    With at least 16,174 private security companies in operation and more than 2,450,000 legally registered employees, PMSCs in the LAC region provide security for extractive industries, protect critical infrastructure and business, deliver training and operational support, as well as collaborate in urban security partnerships with police and other public institutions.

    They operate in States enjoying peace and stability, in contexts affected by violence, and situations of armed conflict. This variable landscape has led to valid concerns over ensuring respect for international human rights law (IHRL), and international humanitarian law (IHL) where applicable. The LAC region was also highlighted as significantly relevant for the MDF during the 2017 Plenary meeting as participants stressed the importance of contextualizing the Montreux Document to address challenges specific to national regulators.

    Gathering Montreux Document participants and all States in the LAC region, this meeting will serve to highlight the application of the Montreux Document and its added value and relevance for States' regulatory efforts across LAC. The meeting will also provide space for a dedicated exchange on existing challenges and good practices in PMSC regulation faced by national practitioners.
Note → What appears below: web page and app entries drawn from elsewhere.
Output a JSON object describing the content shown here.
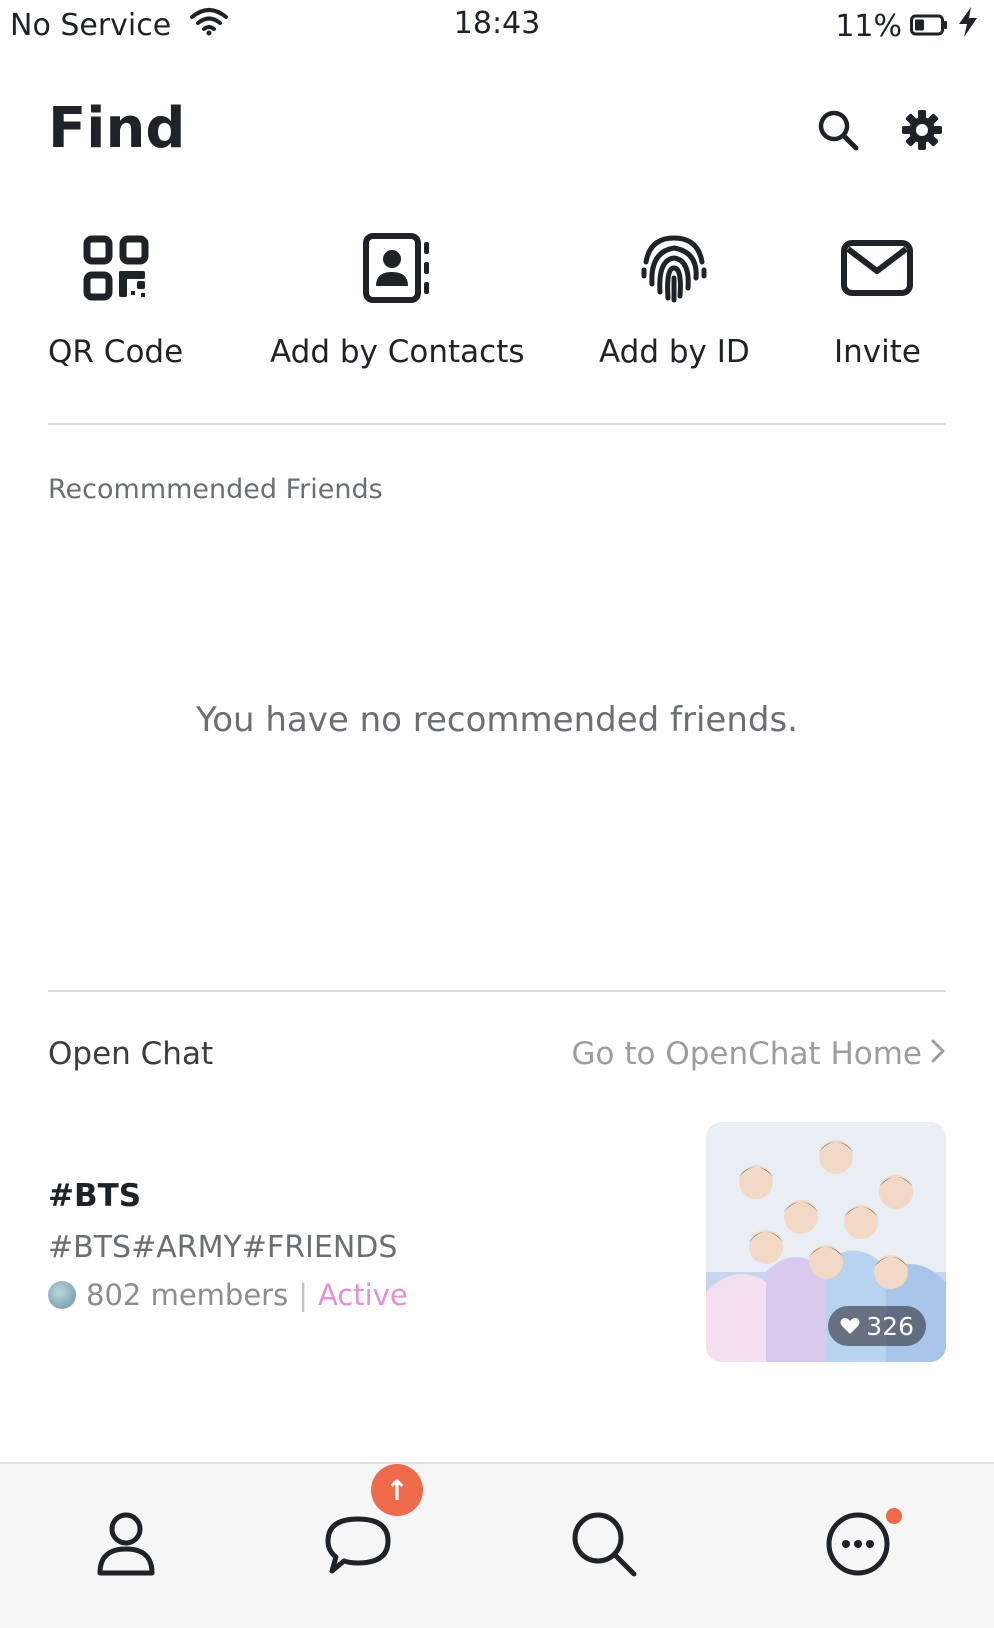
{
  "status": {
    "carrier": "No Service",
    "time": "18:43",
    "battery": "11%",
    "icons": [
      "wifi-icon",
      "battery-icon",
      "charging-icon"
    ]
  },
  "header": {
    "title": "Find",
    "icons": [
      "search-icon",
      "gear-icon"
    ]
  },
  "quick_actions": [
    {
      "label": "QR Code",
      "icon": "qr-code-icon"
    },
    {
      "label": "Add by Contacts",
      "icon": "contacts-book-icon"
    },
    {
      "label": "Add by ID",
      "icon": "fingerprint-icon"
    },
    {
      "label": "Invite",
      "icon": "envelope-icon"
    }
  ],
  "recommended": {
    "label": "Recommmended Friends",
    "empty_message": "You have no recommended friends."
  },
  "openchat": {
    "title": "Open Chat",
    "link_label": "Go to OpenChat Home",
    "card": {
      "name": "#BTS",
      "tags": "#BTS#ARMY#FRIENDS",
      "members": "802 members",
      "separator": "|",
      "status": "Active",
      "likes": "326"
    }
  },
  "tabbar": {
    "items": [
      "profile-icon",
      "chat-bubble-icon",
      "search-icon",
      "more-icon"
    ],
    "chat_badge": "↑"
  },
  "colors": {
    "accent_badge": "#ef6a4b",
    "active_status": "#e48fd8",
    "text_primary": "#1f2327",
    "text_secondary": "#6b6f73"
  }
}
    Participation is by invitation only. For further information contact the MDF Secretariat at

  • Now Available! Chairs’ Summary of the Third Plenary Meeting of the Montreux Document Forum (MDF)

    28 Jul 2017
    On 27 and 28 April 2017, States, international organisations, and civil society representatives gathered in Geneva to participate in the Third Plenary Meeting of the MDF.

    The meeting sought to promote dialogue on perspectives, opportunities, and challenges relating to the regulation of the private military and security industry and the implementation of the rules and good practices of the Montreux Document on pertinent international legal obligations for states related to operations of private military and security companies during armed conflict.

    The meeting was chaired by Switzerland (represented by Ambassador Jürg Lindenmann, Deputy Director of the Directorate of International Law at the Swiss Federal Department of Foreign Affairs) and the International Committee of the Red Cross (represented by Dr. Helen Durham, Director of International Law and Policy) as co-Chairs of the MDF.

    The third plenary meeting of the MDF was divided into three sessions. The first and second sessions were open to all States, international organisations and invited representatives from civil society. The third session was only open to Montreux Document participants.

    Chairs' Summary

    Agenda for the Third Plenary Meeting

    Background Document

    Participants were invited to engage in an interactive discussion with keynote speakers and other experts.

    The third plenary meeting of the MDF was divided into three sessions.

    The MDF enables participants to exchange perspectives on the good practices and challenges they face in the implementation of their obligations relating to the activities of PMSCs.